Since the 1960s, numerous studies have uncovered another physical marker of impact structures, shock metamorphism. Certain shock metamorphic effects have been shown to be uniquely and unambiguously associated with meteorite impact craters; no other earthly mechanism, including volcanism, produces the extremely high pressures that cause them. They include shatter cones , multiple sets of microscopic planar features in quartz and feldspar grains, diaplectic glass , and high-pressure mineral phases such as stishovite . All known terrestrial impact structures exhibit some or all of these shock effects.
Impact craters on Earth are divided into two groups based on morphology, the ones with a diameter up to 4 km, these have uplifted and overturned rim rocks, surrounding a bowl-shaped depression and partially filled by breccia, fragments of meteortes are found only at the smallest craters and they are quickly destroyed in the terrestrial environment.
The second and more complex impact structures are generally 4 km or more in diameter, and have a distinct central uplift in the form of a peak and/or ring, an annular trough, and a slumped rim. The interiors of these structures are partially filled with breccia and rocks melted by the impact. In massive events caused by a large impactor, tremendous pressures and temperatures are generated that may vaporize the meteorite altogether or may completely melt and mix it with melted target rocks. The diameter at which craters become complex forms depends on the surface gravity of the planet: The greater the gravity, the smaller the diameter that will produce a complex structure. On Earth, this transition diameter is 2 to 4 km (depending on target rock properties); on the Moon, at 1/6 Earth\'s gravity, the transition diameter is 15 to 20 km.
An impact event with energy greater than the world\'s nuclear arsenal occurs on a time-scale of less than a million years.
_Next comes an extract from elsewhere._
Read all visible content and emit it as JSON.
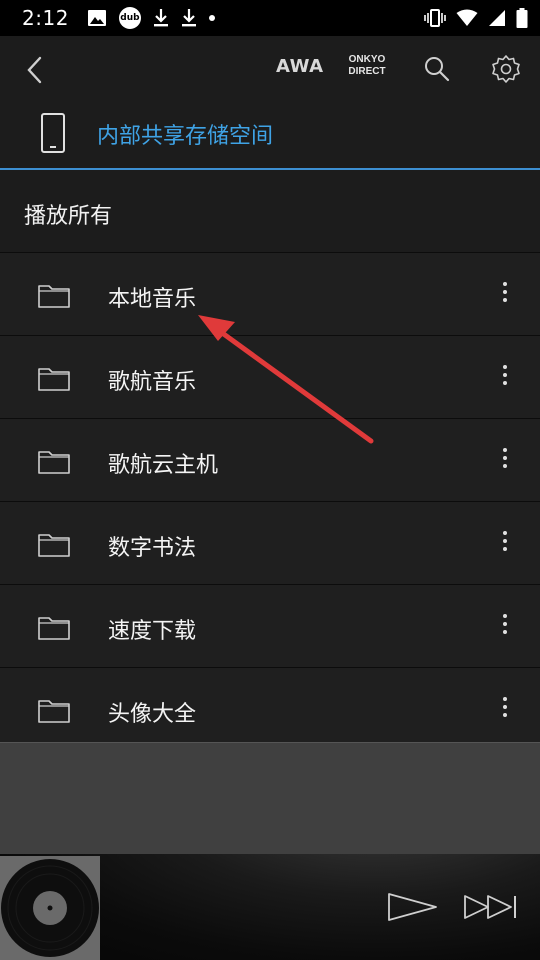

From estimates of the terrestrial cratering rate, the frequency of K-T-sized events on Earth is of the order of one every 50-100 million years. Smaller, but still significant impact events, occur on shorter time scales and will affect the terrestrial climate and biosphere to varying degrees.
The formation of impact craters as small as 20 km could produce light reductions and temperature disruptions similar to a nuclear winter. Such impacts occur on Earth with a frequency of two or three every million years. The most recent known structure in this size range is Zhamanshin in Kazaksthan, with a diameter of 15 km and an age of 1 million years. Impacts of this scale are not likely to have a serious affect upon the biosphere and cause mass extinctions
Earths impact craters form an extremely important resource in understanding the impact phenomena. They provide important data on the structure of such landforms in all three dimensions. Two of the larged sized terrestrial impact craters requires orbital imagery and observation to provide an overall view of their structure and large-scale context.